Temporally autocorrelated environmental fluctuations inhibit the evolution of stress tolerance.

As global environmental conditions continue to change at an unprecedented rate many species will experience increases in natural and anthropogenic stress. Generally speaking, selection is expected to favor adaptations that reduce the negative impact of environmental stress (i.e., stress tolerance). However, natural environmental variables typically fluctuate, exhibiting various degrees of temporal autocorrelation, known as environmental ‘colors,’ which may complicate evolutionary responses to stress. Here we combine experiments and theory to show that temporal environmental autocorrelation can determine long-term evolutionary responses to stress, without affecting the total amount of stress experienced over time. Experimental evolution of RNA virus lineages in differing environmental autocorrelation treatments agreed closely with predictions from our theoretical models that stress tolerance is favored in less autocorrelated (whiter) environments but disfavored in more autocorrelated (‘redder)ned’ environments. This is explained by an interaction between environmental color autocorrelation and a phenotypic tradeoff between stress tolerance and reproductive ability. The degree to which environmental color autocorrelation influences evolutionary trajectories depends on the shape of this tradeoff as well as the relative level of tolerance exhibited by novel mutants.

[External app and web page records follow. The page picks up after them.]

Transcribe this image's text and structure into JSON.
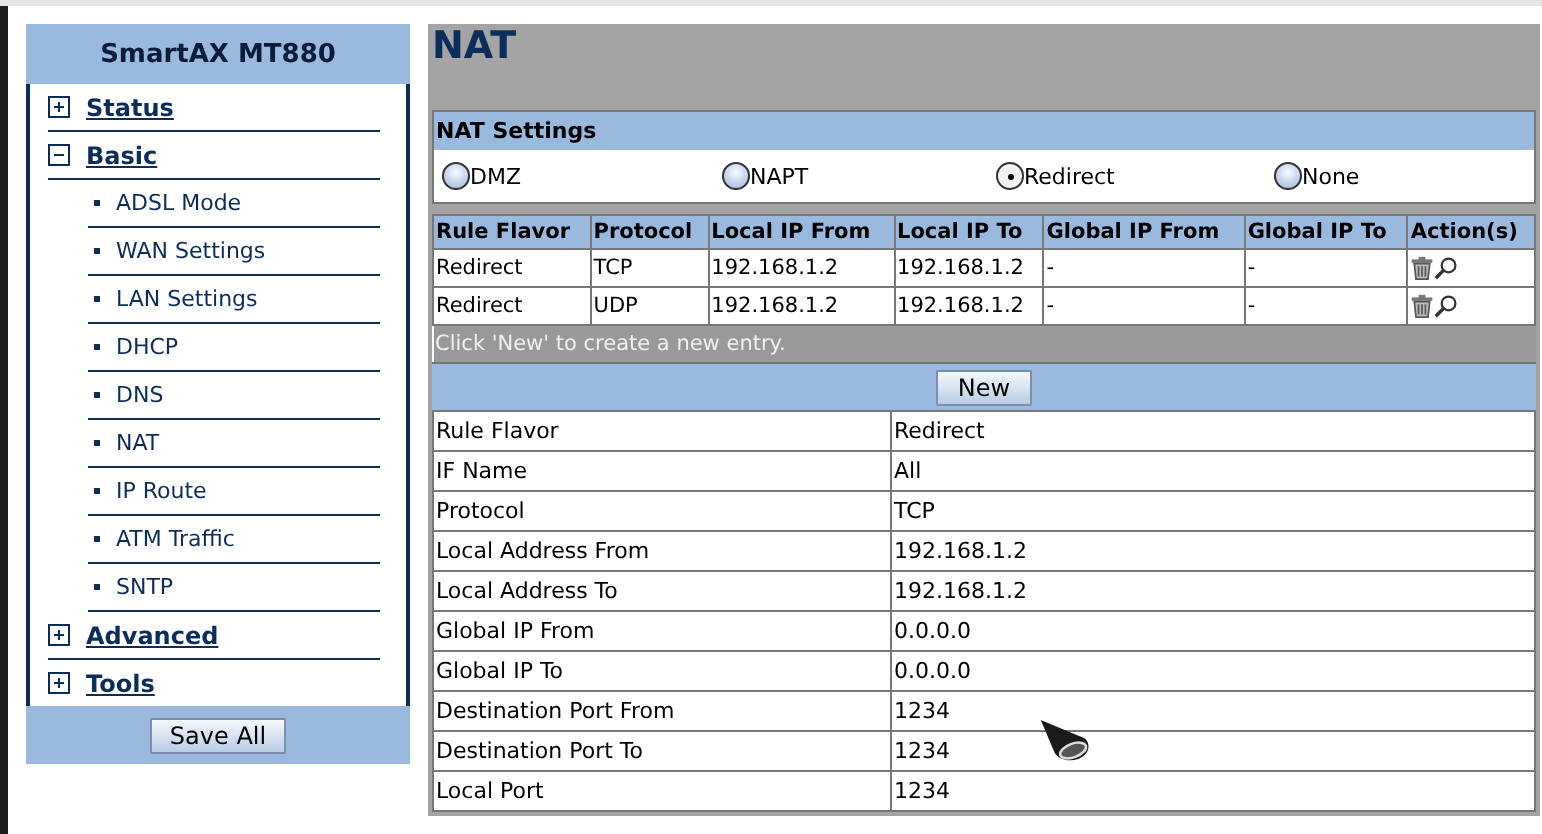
{
  "sidebar": {
    "title": "SmartAX MT880",
    "items": [
      {
        "label": "Status",
        "expanded": false
      },
      {
        "label": "Basic",
        "expanded": true,
        "children": [
          {
            "label": "ADSL Mode"
          },
          {
            "label": "WAN Settings"
          },
          {
            "label": "LAN Settings"
          },
          {
            "label": "DHCP"
          },
          {
            "label": "DNS"
          },
          {
            "label": "NAT"
          },
          {
            "label": "IP Route"
          },
          {
            "label": "ATM Traffic"
          },
          {
            "label": "SNTP"
          }
        ]
      },
      {
        "label": "Advanced",
        "expanded": false
      },
      {
        "label": "Tools",
        "expanded": false
      }
    ],
    "save_button": "Save All"
  },
  "page_title": "NAT",
  "nat_settings": {
    "title": "NAT Settings",
    "options": [
      {
        "label": "DMZ",
        "selected": false
      },
      {
        "label": "NAPT",
        "selected": false
      },
      {
        "label": "Redirect",
        "selected": true
      },
      {
        "label": "None",
        "selected": false
      }
    ]
  },
  "rules": {
    "columns": [
      "Rule Flavor",
      "Protocol",
      "Local IP From",
      "Local IP To",
      "Global IP From",
      "Global IP To",
      "Action(s)"
    ],
    "rows": [
      [
        "Redirect",
        "TCP",
        "192.168.1.2",
        "192.168.1.2",
        "-",
        "-"
      ],
      [
        "Redirect",
        "UDP",
        "192.168.1.2",
        "192.168.1.2",
        "-",
        "-"
      ]
    ]
  },
  "hint": "Click 'New' to create a new entry.",
  "new_button": "New",
  "details": [
    {
      "label": "Rule Flavor",
      "value": "Redirect"
    },
    {
      "label": "IF Name",
      "value": "All"
    },
    {
      "label": "Protocol",
      "value": "TCP"
    },
    {
      "label": "Local Address From",
      "value": "192.168.1.2"
    },
    {
      "label": "Local Address To",
      "value": "192.168.1.2"
    },
    {
      "label": "Global IP From",
      "value": "0.0.0.0"
    },
    {
      "label": "Global IP To",
      "value": "0.0.0.0"
    },
    {
      "label": "Destination Port From",
      "value": "1234"
    },
    {
      "label": "Destination Port To",
      "value": "1234"
    },
    {
      "label": "Local Port",
      "value": "1234"
    }
  ]
}
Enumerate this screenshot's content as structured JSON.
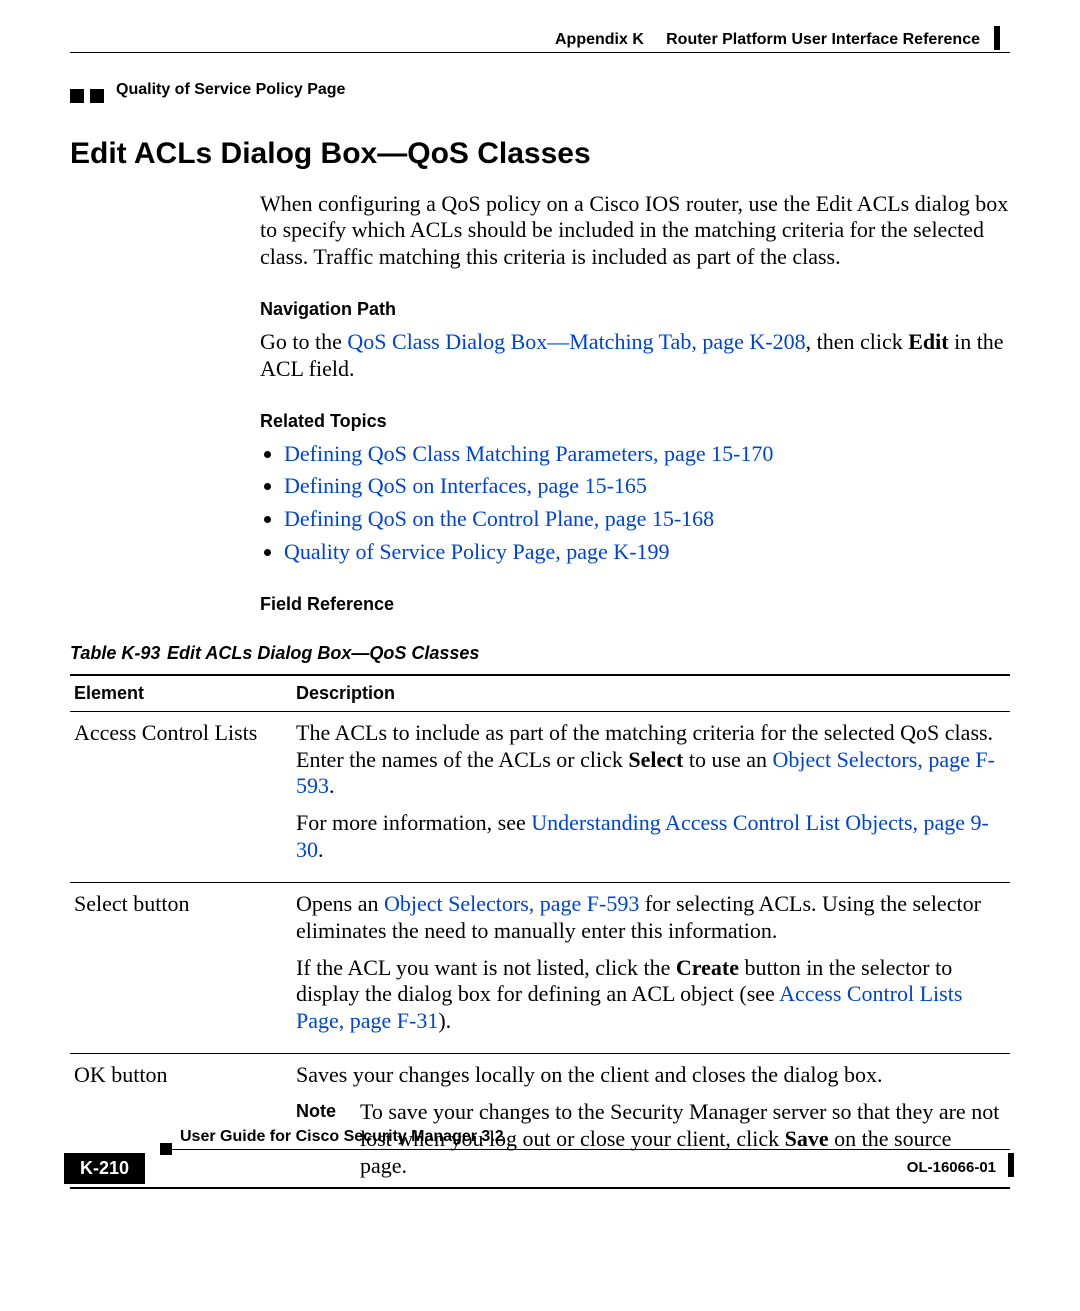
{
  "header": {
    "appendix": "Appendix K",
    "appendix_title": "Router Platform User Interface Reference",
    "section": "Quality of Service Policy Page"
  },
  "title": "Edit ACLs Dialog Box—QoS Classes",
  "intro": "When configuring a QoS policy on a Cisco IOS router, use the Edit ACLs dialog box to specify which ACLs should be included in the matching criteria for the selected class. Traffic matching this criteria is included as part of the class.",
  "nav_path": {
    "heading": "Navigation Path",
    "pre": "Go to the ",
    "link": "QoS Class Dialog Box—Matching Tab, page K-208",
    "post1": ", then click ",
    "bold": "Edit",
    "post2": " in the ACL field."
  },
  "related": {
    "heading": "Related Topics",
    "items": [
      "Defining QoS Class Matching Parameters, page 15-170",
      "Defining QoS on Interfaces, page 15-165",
      "Defining QoS on the Control Plane, page 15-168",
      "Quality of Service Policy Page, page K-199"
    ]
  },
  "field_ref": {
    "heading": "Field Reference",
    "table_num": "Table K-93",
    "table_title": "Edit ACLs Dialog Box—QoS Classes",
    "cols": {
      "element": "Element",
      "description": "Description"
    },
    "rows": {
      "acl": {
        "element": "Access Control Lists",
        "p1a": "The ACLs to include as part of the matching criteria for the selected QoS class. Enter the names of the ACLs or click ",
        "p1bold": "Select",
        "p1b": " to use an ",
        "p1link": "Object Selectors, page F-593",
        "p1c": ".",
        "p2a": "For more information, see ",
        "p2link": "Understanding Access Control List Objects, page 9-30",
        "p2b": "."
      },
      "select": {
        "element": "Select button",
        "p1a": "Opens an ",
        "p1link": "Object Selectors, page F-593",
        "p1b": " for selecting ACLs. Using the selector eliminates the need to manually enter this information.",
        "p2a": "If the ACL you want is not listed, click the ",
        "p2bold": "Create",
        "p2b": " button in the selector to display the dialog box for defining an ACL object (see ",
        "p2link": "Access Control Lists Page, page F-31",
        "p2c": ")."
      },
      "ok": {
        "element": "OK button",
        "p1": "Saves your changes locally on the client and closes the dialog box.",
        "note_label": "Note",
        "note_a": "To save your changes to the Security Manager server so that they are not lost when you log out or close your client, click ",
        "note_bold": "Save",
        "note_b": " on the source page."
      }
    }
  },
  "footer": {
    "guide": "User Guide for Cisco Security Manager 3.2",
    "page": "K-210",
    "doc": "OL-16066-01"
  }
}
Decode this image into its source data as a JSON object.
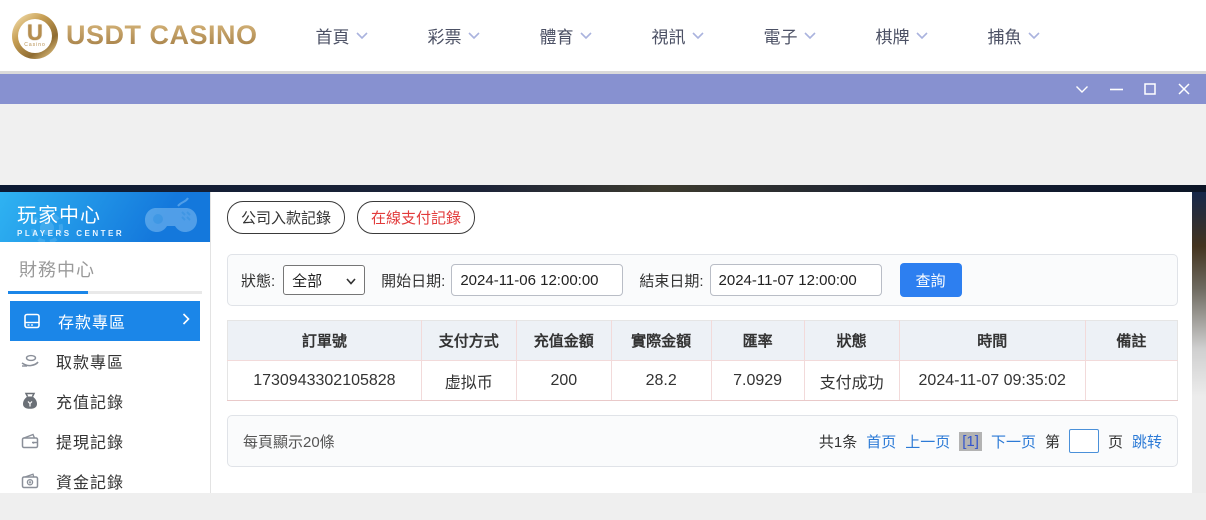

These results suggest that long-term evolutionary dynamics depend not only on the overall strength of selection, but also on the way that selection is distributed over time